    Photographer: Amplifyphoto/ Markus Holm

  • Photographer: Amplifyphoto/ Markus Holm

A LATE-SUMMER WALK IN THE SHOES OF A LOCAL GROWER

As late summer begins to turn to autumn, the atmosphere changes on the island of Tjörn. Hordes of summer guests leave the island and are replaced by a calm stillness. But it is also a time for harvest festivals. So, welcome to Tjörn in September to enjoy the tranquility and seasonal produce!

The island of Tjörn in southern Bohuslän is home to local producers who grow, bake and make everything from bread to vegetables. September is the perfect time to come here and sample all the goodies. It’s possible to travel around the island to visit the main producers in one day, or spend a little longer to enjoy the peace and quiet while staying overnight.
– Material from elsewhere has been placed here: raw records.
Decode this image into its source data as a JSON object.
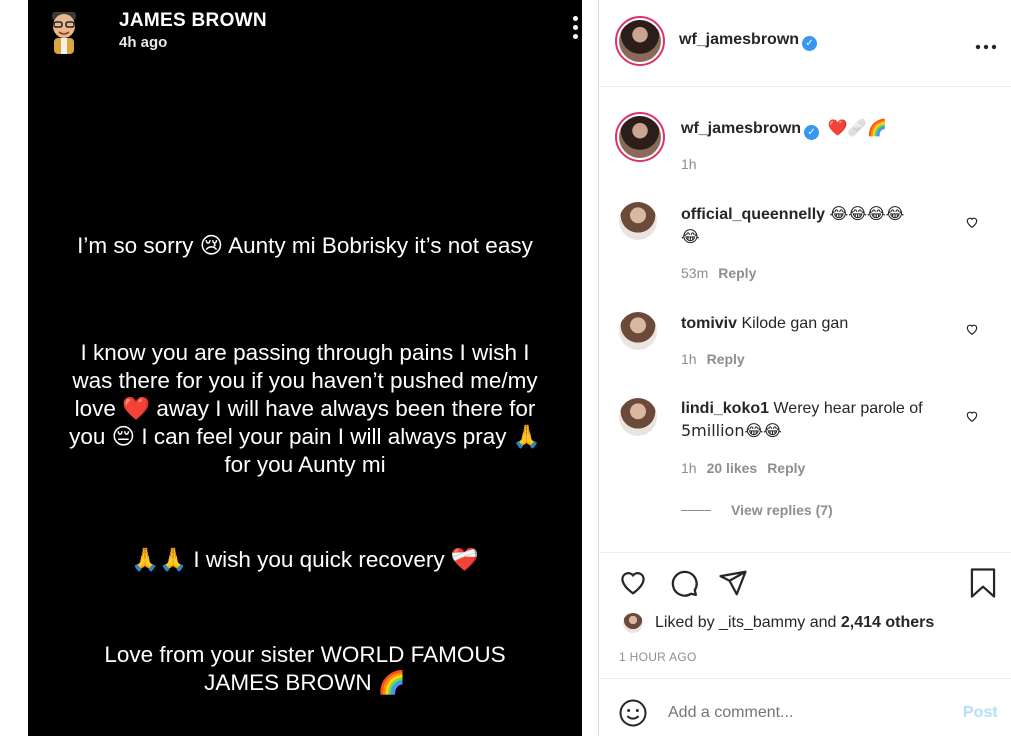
{
  "story": {
    "author": "JAMES BROWN",
    "time": "4h ago",
    "more_icon": "more-vertical-icon",
    "lines": [
      "I’m so sorry 😢 Aunty mi Bobrisky it’s not easy",
      "I know you are passing through pains I wish I",
      "was there for you if you haven’t pushed me/my",
      "love ❤️ away I will have always been there for",
      "you 😔 I can feel your pain I will always pray 🙏",
      "for you Aunty mi",
      "🙏🙏 I wish you quick recovery ❤️‍🩹",
      "Love from your sister WORLD FAMOUS",
      "JAMES BROWN 🌈"
    ]
  },
  "post": {
    "header_username": "wf_jamesbrown",
    "more_icon": "more-horizontal-icon",
    "caption": {
      "username": "wf_jamesbrown",
      "text": "❤️🩹🌈",
      "time": "1h"
    },
    "comments": [
      {
        "username": "official_queennelly",
        "text_line1": "😂😂😂😂",
        "text_line2": "😂",
        "time": "53m",
        "likes": "",
        "reply": "Reply"
      },
      {
        "username": "tomiviv",
        "text_line1": "Kilode gan gan",
        "text_line2": "",
        "time": "1h",
        "likes": "",
        "reply": "Reply"
      },
      {
        "username": "lindi_koko1",
        "text_line1": "Werey hear parole of",
        "text_line2": "5million😂😂",
        "time": "1h",
        "likes": "20 likes",
        "reply": "Reply"
      }
    ],
    "view_replies": "View replies (7)",
    "liked_by_prefix": "Liked by",
    "liked_by_user": "_its_bammy",
    "liked_by_and": "and",
    "liked_by_others": "2,414 others",
    "timestamp": "1 HOUR AGO",
    "comment_placeholder": "Add a comment...",
    "post_button": "Post",
    "colors": {
      "accent": "#0095f6",
      "verified": "#3897f0",
      "muted": "#8e8e8e",
      "post_disabled": "#b2dffc"
    }
  }
}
Start the day with a visit to Mölnebo odlingar (Mölnebo farms) on Tjörn's southern tip, where you’ll find herbs, root vegetables, flowers and vegetables. Pick your own tomatoes in the ‘tomato house’ – anyone who has ever picked tomatoes directly from the plant knows how much sweeter they taste than shop-bought varieties! There’s no doubt that Lars-Erik and Camilla run their organic farming with a great deal of care. If you are curious about what will be ready for harvest during your visit, why not give them a call ahead of time?

World-class herring and shellfish

After working up an appetite at Mölnebo, it’s time to enjoy a locally produced lunch; what would be more suitable than the pride of Klädesholmen, Salt & Sill. The so-called ‘boat-el’ is Sweden's first floating hotel and its restaurant has been a contributing force in raising the profile of the herring as a dining experience. Try their specialty ‘sillplanka’ (herring platter) or taste what may be the world’s best seafood – caught in the cold, fresh waters of the North Sea. After your meal, stretch your legs with a walk around the island's narrow streets, often named after those who once lived there: Skomakaregatan (Shoemaker Street), Kustroddarvägen (Coastal Rower’s Road) and Guldsmedsviken (Goldsmith’s Bay). The densely populated island is largely lined with white wooden houses, typical of the Bohuslän coast, built on and around the barren cliff landscape.

Lotta knows her sourdough

Back across the bridge, in Bleket, you will find the sourdough bakery Lottas Bak & Form. Here, the focus is on the craftsmanship of Lotta Kristensson, who consistently uses organic, cultural cereals and sourdough. The whole grain flour is scalded, the eggs are collected directly from local ecological producers and in the bakery, the stone oven is as warm as the sea view is inviting. It is no wonder that the homely bakery and café attracts both local and faraway guests. Make sure you buy a dried sourdough to take home!

If the day’s activities are starting to take their toll, and you want to spend the night on Tjörn, there are several lovely options such as Salt & Sill's floating hotel, Hav & Logi (Sea & Stay) and Lekanders Bär & Boende (Lekander’s Bed & Berries).  The latter offers accommodation in a rural environment on a working farm where its berry fields can be seen from the windows.

Photographer: Amplifyphoto/ Markus Holm

Celebrate this year's harvest with us

A September trip to Tjörn must of course be crowned with a suitable finale. It’s therefore time to head north, more specifically to area between the islands of Tjörn and Orust, where you’ll find Sundsby Manor and its farm café, restaurant and shop. Many would agree that its red wooden houses, large trees and open grass areas give it a comfortable and relaxed atmosphere. The site is of significant cultural and historical value, having been heritage listed in 1981. Sense the history, explore the area's hiking trails, and enjoy a well-composed dinner as well as a cup of coffee with home-made snacks in the typically decorated dining room or on the outdoor terrace. Remember to check the date of the big harvest market before planning your visit. You won’t want to miss local growers and craftsmen filling the entire courtyard with everything from root vegetables and vegetables to honey, juice and lambskin. The harvest festival is a rich tradition that, besides all good food, usually offers lots of fun and games.